None of this is a guarantee, though, as it is dependent on the Google employee to ultimately decipher the rules and decide whether or not the review has crossed a line.
Below is a high-level overview of what Google considers a breach of their content rules. You can view this information on your own profile by clicking the “Google’s Content Policy” link within the pop-up report review, as seen in the previous screenshot above.
How Long Does This Process Take?
Google is the most popular search engine in the world, and they are constantly navigating requests for reviews to be removed. The entire process may be as quick as five days from start to finish or longer, depending on how long your research takes and how backed up the log of flagged reviews is.
What Happens if Google Ignores me?
Unfortunately, Google going MIA on your request to remove a negative online review is all too common. Because of the sheer volume of requests that roll in, legitimate or not, Google requires very specific information and evidence before they’ll even consider removing a review.
Keep in mind that Google, and other review platforms, err on the side of the reviewer rather than the business. Though this may seem unfair, it’s meant to protect the validity of reviews as a whole – even if you’ve been hit with an unfair or fake negative review.
If you aren’t able to get your negative Google review removed, it isn’t the end of the world – really.
By keeping up with a good online review management strategy, you should have a steady stream of real and positive reviews that can effectively “pad” the reputation of your business on these review platforms, including Google. When a negative online review appears on one of your profiles, not only will your overall rating drop minimally (if at all), it will contrast starkly with the multitude of good reviews that are already present on your profile.

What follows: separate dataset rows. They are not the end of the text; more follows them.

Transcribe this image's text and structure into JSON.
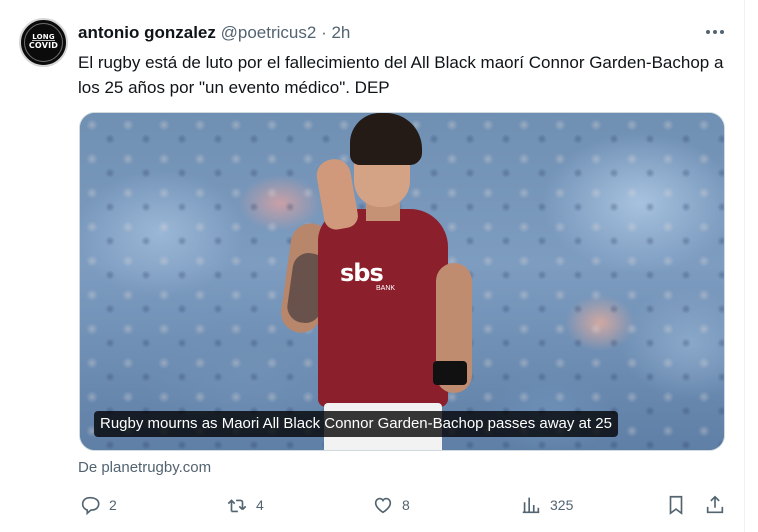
{
  "tweet": {
    "author_name": "antonio gonzalez",
    "handle": "@poetricus2",
    "separator": "·",
    "time": "2h",
    "text": "El rugby está de luto por el fallecimiento del All Black maorí Connor Garden-Bachop a los 25 años por \"un evento médico\". DEP",
    "avatar_text_line1": "LONG",
    "avatar_text_line2": "COVID",
    "more_icon": "more-horizontal-icon"
  },
  "media": {
    "caption": "Rugby mourns as Maori All Black Connor Garden-Bachop passes away at 25",
    "sponsor_text": "sbs",
    "sponsor_sub": "BANK"
  },
  "source": "De planetrugby.com",
  "actions": {
    "reply_count": "2",
    "retweet_count": "4",
    "like_count": "8",
    "views_count": "325"
  },
  "colors": {
    "text": "#0f1419",
    "secondary": "#536471",
    "jersey": "#8c1f2c"
  }
}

That is why we always recommend using an online reputation management tool, like RepCheckup, to solicit reviews from your customers. To see exactly how our tool provides the perfect solution for businesses who are looking to manage their online reputation, please try our free trial.